Work order.
Please state the number of lines in the entries below where the word "JSON" appears. Include nothing else.

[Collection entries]
══════
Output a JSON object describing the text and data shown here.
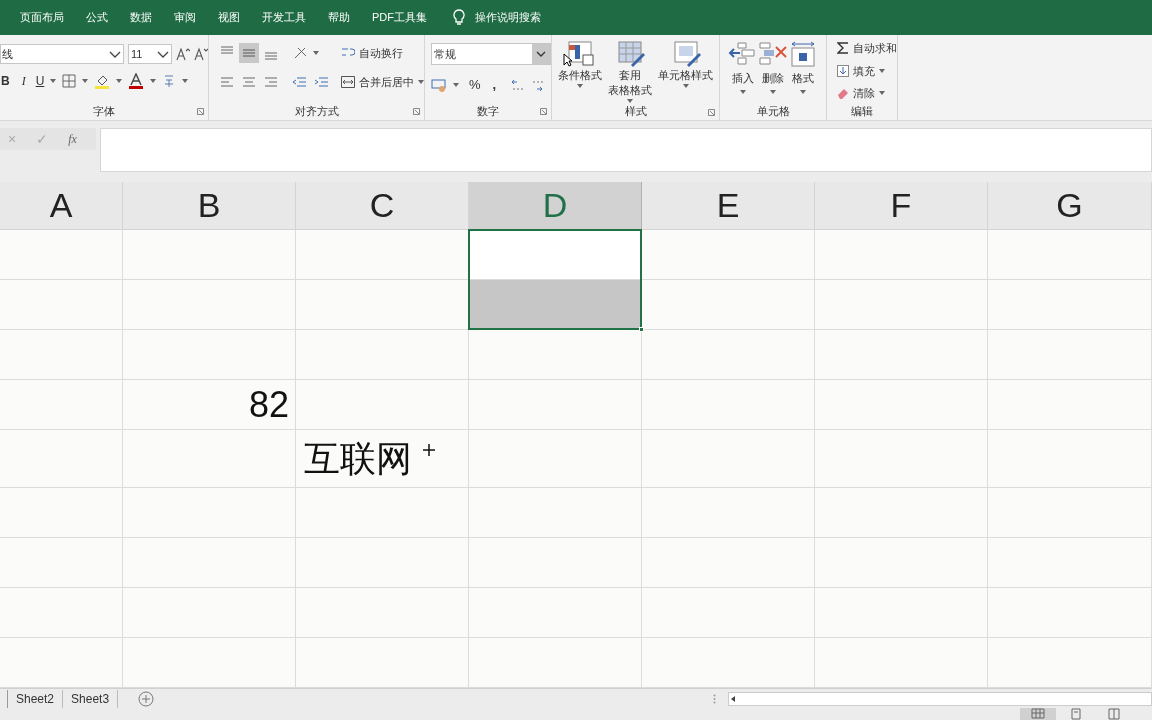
{
  "menu_tabs": [
    {
      "label": "页面布局",
      "selected": false
    },
    {
      "label": "公式",
      "selected": false
    },
    {
      "label": "数据",
      "selected": false
    },
    {
      "label": "审阅",
      "selected": false
    },
    {
      "label": "视图",
      "selected": false
    },
    {
      "label": "开发工具",
      "selected": false
    },
    {
      "label": "帮助",
      "selected": false
    },
    {
      "label": "PDF工具集",
      "selected": false
    }
  ],
  "tell_me": "操作说明搜索",
  "font_group": {
    "font_name": "线",
    "font_size": "11",
    "bold": "B",
    "italic": "I",
    "underline": "U",
    "label": "字体"
  },
  "align_group": {
    "wrap_text": "自动换行",
    "merge_center": "合并后居中",
    "label": "对齐方式"
  },
  "number_group": {
    "format": "常规",
    "percent": "%",
    "comma": ",",
    "label": "数字"
  },
  "styles_group": {
    "buttons": [
      {
        "lines": [
          "条件格式"
        ]
      },
      {
        "lines": [
          "套用",
          "表格格式"
        ]
      },
      {
        "lines": [
          "单元格样式"
        ]
      }
    ],
    "label": "样式"
  },
  "cells_group": {
    "buttons": [
      "插入",
      "删除",
      "格式"
    ],
    "label": "单元格"
  },
  "editing_group": {
    "autosum": "自动求和",
    "fill": "填充",
    "clear": "清除",
    "label": "编辑"
  },
  "formula_bar": {
    "cancel": "×",
    "enter": "✓",
    "fx": "fx"
  },
  "columns": [
    {
      "label": "A",
      "selected": false
    },
    {
      "label": "B",
      "selected": false
    },
    {
      "label": "C",
      "selected": false
    },
    {
      "label": "D",
      "selected": true
    },
    {
      "label": "E",
      "selected": false
    },
    {
      "label": "F",
      "selected": false
    },
    {
      "label": "G",
      "selected": false
    }
  ],
  "rows": [
    {
      "selected": true,
      "active": true
    },
    {
      "selected": true,
      "active": false
    },
    {
      "selected": false
    },
    {
      "selected": false,
      "B": "82"
    },
    {
      "selected": false,
      "C": "互联网"
    },
    {
      "selected": false
    },
    {
      "selected": false
    },
    {
      "selected": false
    },
    {
      "selected": false
    }
  ],
  "sheet_tabs": [
    {
      "label": "Sheet2",
      "selected": false
    },
    {
      "label": "Sheet3",
      "selected": false
    }
  ],
  "view_buttons": [
    {
      "selected": true
    },
    {
      "selected": false
    },
    {
      "selected": false
    }
  ]
}
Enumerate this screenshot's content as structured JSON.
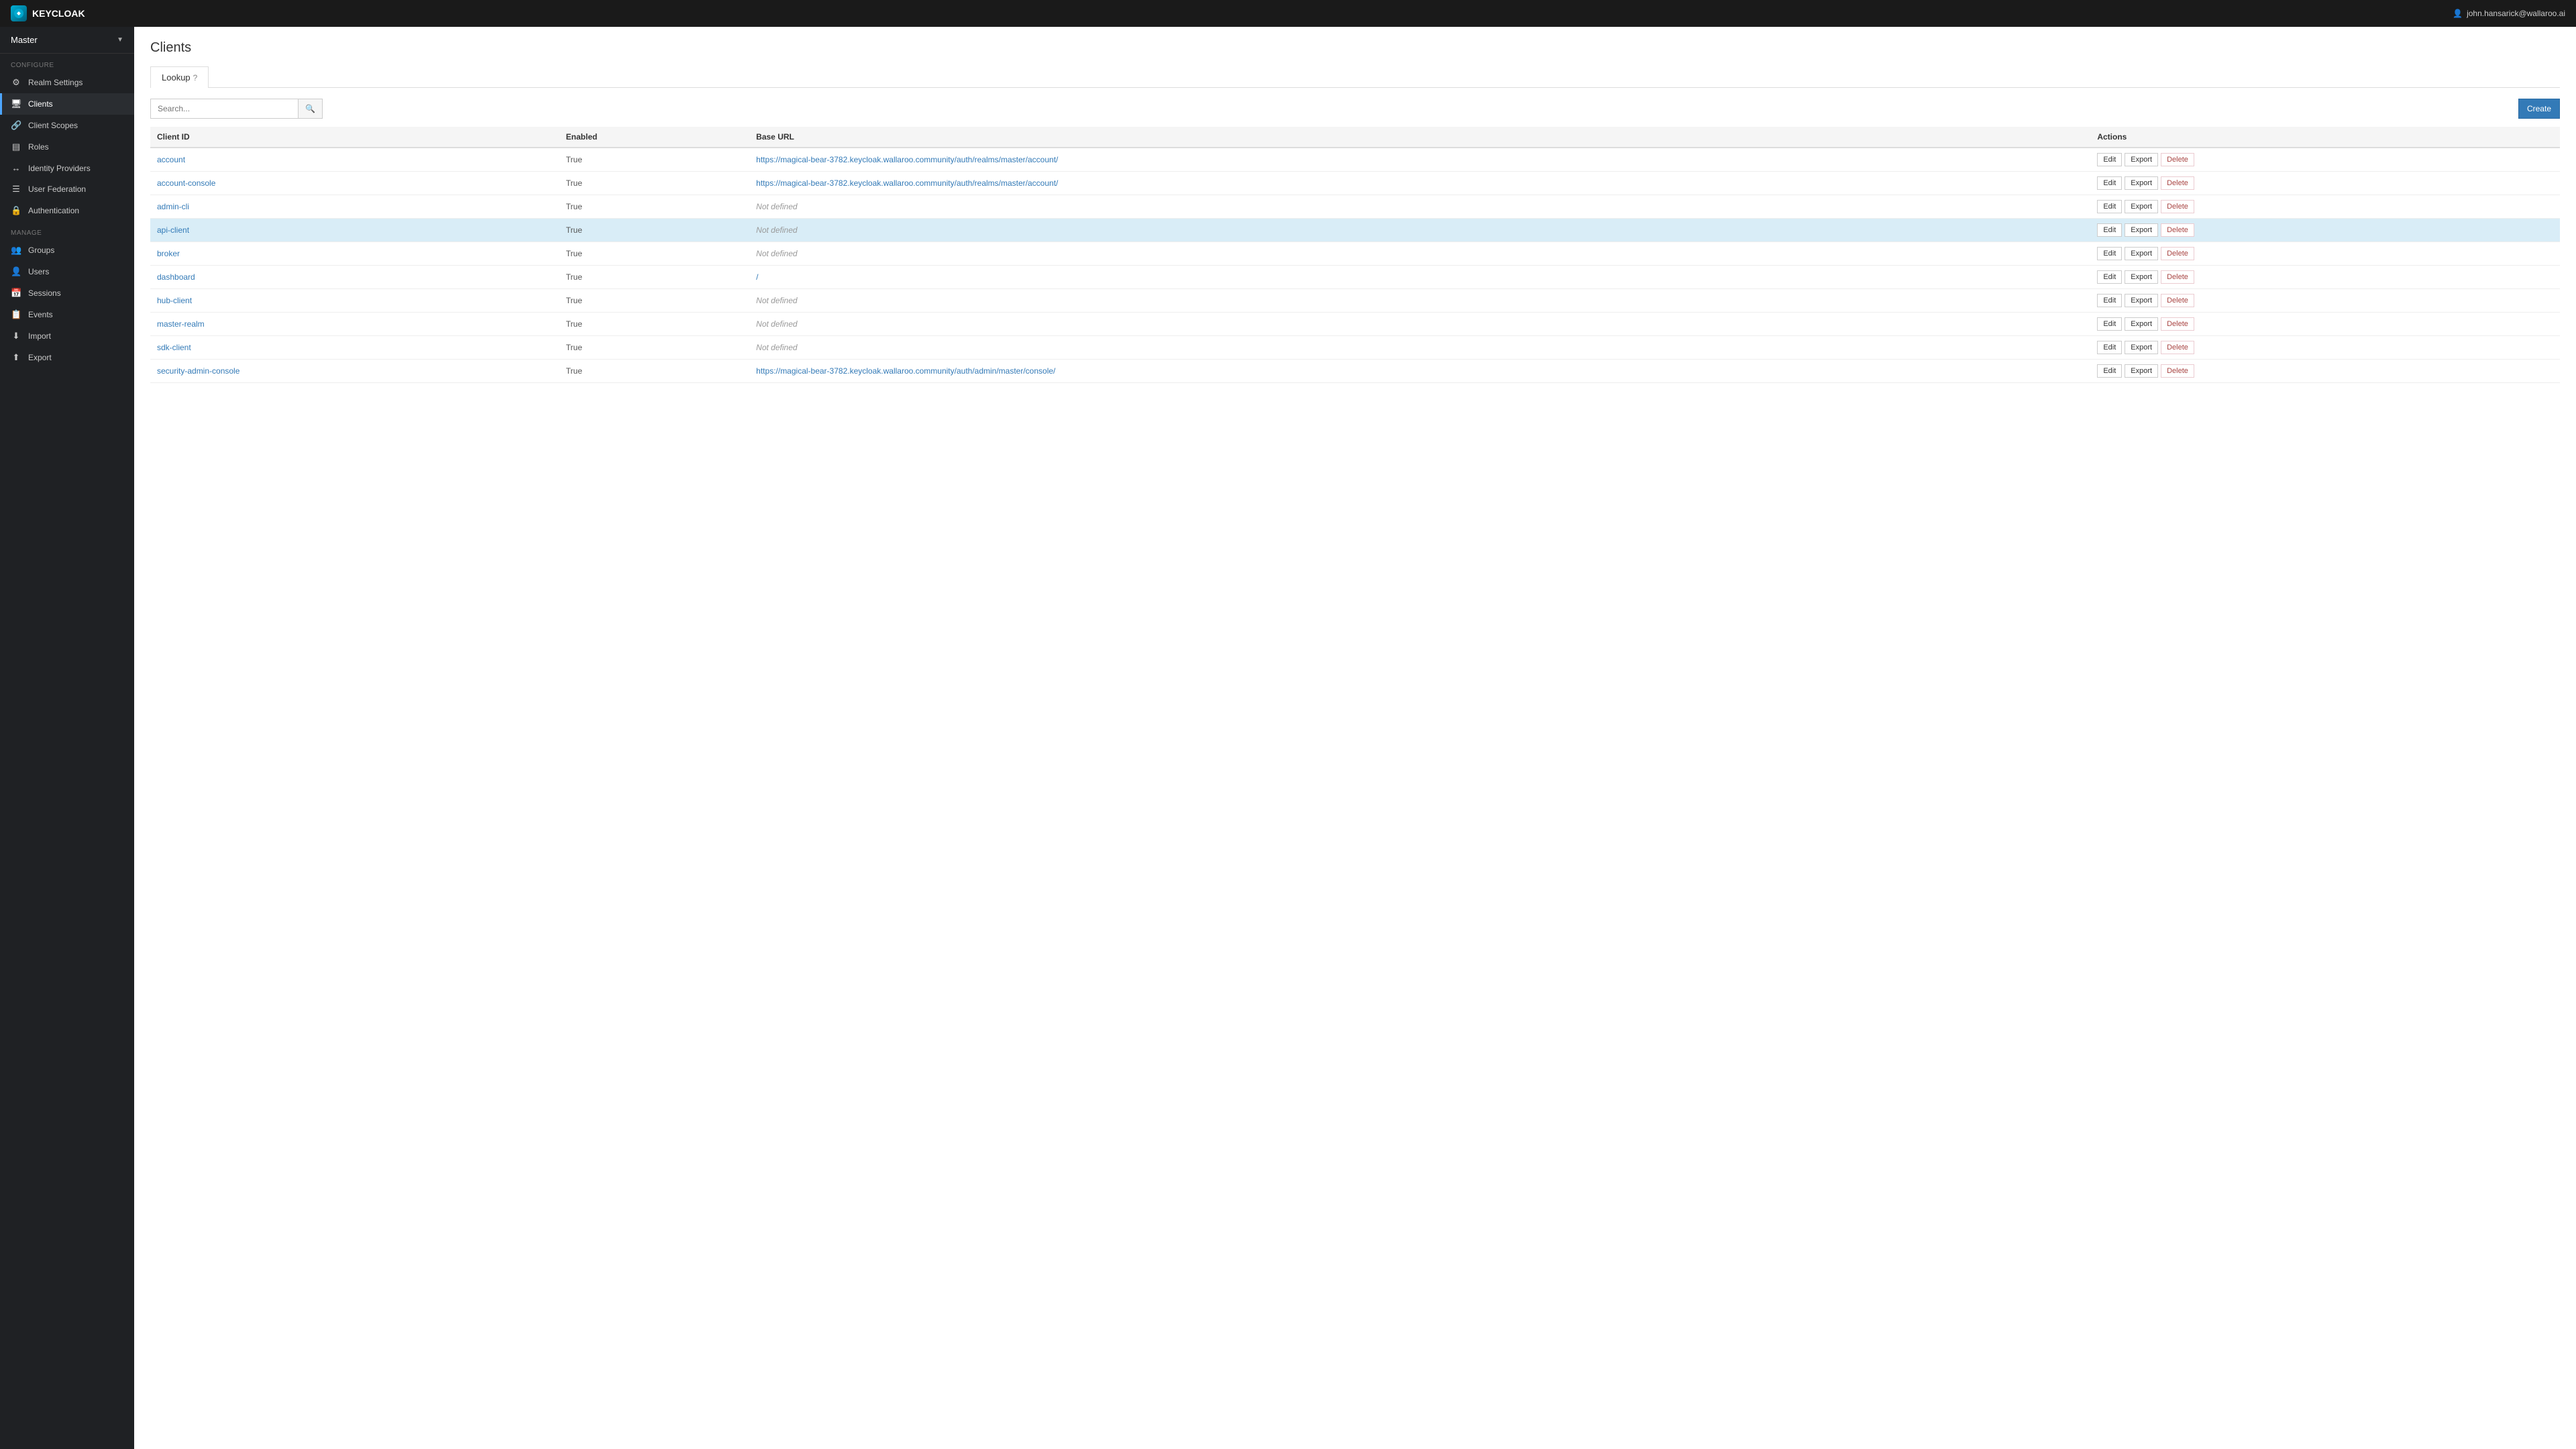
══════
Result of the task.
2